:: DESCRIPTION OF THE TASK ::
Send back every record word for word, with nothing missing.

[INFORMATION SUPPLIED]

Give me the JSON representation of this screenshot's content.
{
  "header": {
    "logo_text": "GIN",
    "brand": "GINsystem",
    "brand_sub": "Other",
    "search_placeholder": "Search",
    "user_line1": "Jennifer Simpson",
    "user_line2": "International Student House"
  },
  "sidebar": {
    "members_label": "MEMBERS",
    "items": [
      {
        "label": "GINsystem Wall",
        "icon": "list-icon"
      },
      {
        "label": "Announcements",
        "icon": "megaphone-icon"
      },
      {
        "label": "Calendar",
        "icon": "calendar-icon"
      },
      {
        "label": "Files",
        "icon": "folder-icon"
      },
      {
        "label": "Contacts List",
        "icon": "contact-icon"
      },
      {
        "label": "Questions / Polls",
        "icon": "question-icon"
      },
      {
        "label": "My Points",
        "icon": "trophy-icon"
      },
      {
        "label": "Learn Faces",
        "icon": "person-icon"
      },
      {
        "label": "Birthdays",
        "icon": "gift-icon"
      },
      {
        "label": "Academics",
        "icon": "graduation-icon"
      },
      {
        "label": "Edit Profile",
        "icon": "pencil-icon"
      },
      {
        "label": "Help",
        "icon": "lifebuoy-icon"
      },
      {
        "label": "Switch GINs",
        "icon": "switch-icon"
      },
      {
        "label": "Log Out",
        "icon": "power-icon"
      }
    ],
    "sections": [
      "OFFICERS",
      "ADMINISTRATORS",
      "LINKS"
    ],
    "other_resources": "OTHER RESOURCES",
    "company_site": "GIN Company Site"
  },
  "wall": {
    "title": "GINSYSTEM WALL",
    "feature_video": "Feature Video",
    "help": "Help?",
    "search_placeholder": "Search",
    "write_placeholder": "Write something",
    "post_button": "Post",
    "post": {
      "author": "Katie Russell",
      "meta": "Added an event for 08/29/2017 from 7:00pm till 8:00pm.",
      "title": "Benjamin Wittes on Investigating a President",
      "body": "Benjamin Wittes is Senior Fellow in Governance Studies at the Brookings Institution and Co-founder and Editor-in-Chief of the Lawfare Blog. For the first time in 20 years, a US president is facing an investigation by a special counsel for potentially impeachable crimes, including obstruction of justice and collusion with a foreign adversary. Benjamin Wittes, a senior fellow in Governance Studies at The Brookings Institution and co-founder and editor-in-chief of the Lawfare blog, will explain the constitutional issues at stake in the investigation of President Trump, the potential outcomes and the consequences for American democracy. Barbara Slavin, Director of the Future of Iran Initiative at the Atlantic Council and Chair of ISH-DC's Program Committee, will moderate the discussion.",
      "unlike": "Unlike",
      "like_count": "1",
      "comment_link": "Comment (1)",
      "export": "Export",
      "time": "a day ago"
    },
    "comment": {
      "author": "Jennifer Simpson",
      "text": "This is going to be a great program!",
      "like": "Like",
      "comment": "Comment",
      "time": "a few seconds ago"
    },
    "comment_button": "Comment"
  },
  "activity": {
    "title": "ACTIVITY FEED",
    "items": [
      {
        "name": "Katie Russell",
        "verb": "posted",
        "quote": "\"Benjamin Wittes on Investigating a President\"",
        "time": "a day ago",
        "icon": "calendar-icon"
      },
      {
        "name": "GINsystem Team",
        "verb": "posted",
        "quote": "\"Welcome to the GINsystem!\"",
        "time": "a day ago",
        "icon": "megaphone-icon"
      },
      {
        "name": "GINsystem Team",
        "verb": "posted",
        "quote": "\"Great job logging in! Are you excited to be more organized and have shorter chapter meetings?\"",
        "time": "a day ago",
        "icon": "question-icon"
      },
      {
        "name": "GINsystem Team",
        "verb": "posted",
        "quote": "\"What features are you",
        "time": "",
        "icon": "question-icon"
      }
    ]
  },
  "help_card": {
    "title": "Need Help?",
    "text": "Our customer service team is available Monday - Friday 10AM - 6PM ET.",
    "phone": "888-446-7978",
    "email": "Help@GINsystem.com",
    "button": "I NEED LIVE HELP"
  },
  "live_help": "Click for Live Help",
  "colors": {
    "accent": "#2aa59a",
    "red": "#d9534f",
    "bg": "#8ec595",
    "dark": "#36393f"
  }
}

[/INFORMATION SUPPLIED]

:: ANSWER FOR THIS EXERCISE ::
Give me the JSON representation of this screenshot's content.
{
  "header": {
    "logo_text": "GIN",
    "brand": "GINsystem",
    "brand_sub": "Other",
    "search_placeholder": "Search",
    "user_line1": "Jennifer Simpson",
    "user_line2": "International Student House"
  },
  "sidebar": {
    "members_label": "MEMBERS",
    "items": [
      {
        "label": "GINsystem Wall",
        "icon": "list-icon"
      },
      {
        "label": "Announcements",
        "icon": "megaphone-icon"
      },
      {
        "label": "Calendar",
        "icon": "calendar-icon"
      },
      {
        "label": "Files",
        "icon": "folder-icon"
      },
      {
        "label": "Contacts List",
        "icon": "contact-icon"
      },
      {
        "label": "Questions / Polls",
        "icon": "question-icon"
      },
      {
        "label": "My Points",
        "icon": "trophy-icon"
      },
      {
        "label": "Learn Faces",
        "icon": "person-icon"
      },
      {
        "label": "Birthdays",
        "icon": "gift-icon"
      },
      {
        "label": "Academics",
        "icon": "graduation-icon"
      },
      {
        "label": "Edit Profile",
        "icon": "pencil-icon"
      },
      {
        "label": "Help",
        "icon": "lifebuoy-icon"
      },
      {
        "label": "Switch GINs",
        "icon": "switch-icon"
      },
      {
        "label": "Log Out",
        "icon": "power-icon"
      }
    ],
    "sections": [
      "OFFICERS",
      "ADMINISTRATORS",
      "LINKS"
    ],
    "other_resources": "OTHER RESOURCES",
    "company_site": "GIN Company Site"
  },
  "wall": {
    "title": "GINSYSTEM WALL",
    "feature_video": "Feature Video",
    "help": "Help?",
    "search_placeholder": "Search",
    "write_placeholder": "Write something",
    "post_button": "Post",
    "post": {
      "author": "Katie Russell",
      "meta": "Added an event for 08/29/2017 from 7:00pm till 8:00pm.",
      "title": "Benjamin Wittes on Investigating a President",
      "body": "Benjamin Wittes is Senior Fellow in Governance Studies at the Brookings Institution and Co-founder and Editor-in-Chief of the Lawfare Blog. For the first time in 20 years, a US president is facing an investigation by a special counsel for potentially impeachable crimes, including obstruction of justice and collusion with a foreign adversary. Benjamin Wittes, a senior fellow in Governance Studies at The Brookings Institution and co-founder and editor-in-chief of the Lawfare blog, will explain the constitutional issues at stake in the investigation of President Trump, the potential outcomes and the consequences for American democracy. Barbara Slavin, Director of the Future of Iran Initiative at the Atlantic Council and Chair of ISH-DC's Program Committee, will moderate the discussion.",
      "unlike": "Unlike",
      "like_count": "1",
      "comment_link": "Comment (1)",
      "export": "Export",
      "time": "a day ago"
    },
    "comment": {
      "author": "Jennifer Simpson",
      "text": "This is going to be a great program!",
      "like": "Like",
      "comment": "Comment",
      "time": "a few seconds ago"
    },
    "comment_button": "Comment"
  },
  "activity": {
    "title": "ACTIVITY FEED",
    "items": [
      {
        "name": "Katie Russell",
        "verb": "posted",
        "quote": "\"Benjamin Wittes on Investigating a President\"",
        "time": "a day ago",
        "icon": "calendar-icon"
      },
      {
        "name": "GINsystem Team",
        "verb": "posted",
        "quote": "\"Welcome to the GINsystem!\"",
        "time": "a day ago",
        "icon": "megaphone-icon"
      },
      {
        "name": "GINsystem Team",
        "verb": "posted",
        "quote": "\"Great job logging in! Are you excited to be more organized and have shorter chapter meetings?\"",
        "time": "a day ago",
        "icon": "question-icon"
      },
      {
        "name": "GINsystem Team",
        "verb": "posted",
        "quote": "\"What features are you",
        "time": "",
        "icon": "question-icon"
      }
    ]
  },
  "help_card": {
    "title": "Need Help?",
    "text": "Our customer service team is available Monday - Friday 10AM - 6PM ET.",
    "phone": "888-446-7978",
    "email": "Help@GINsystem.com",
    "button": "I NEED LIVE HELP"
  },
  "live_help": "Click for Live Help",
  "colors": {
    "accent": "#2aa59a",
    "red": "#d9534f",
    "bg": "#8ec595",
    "dark": "#36393f"
  }
}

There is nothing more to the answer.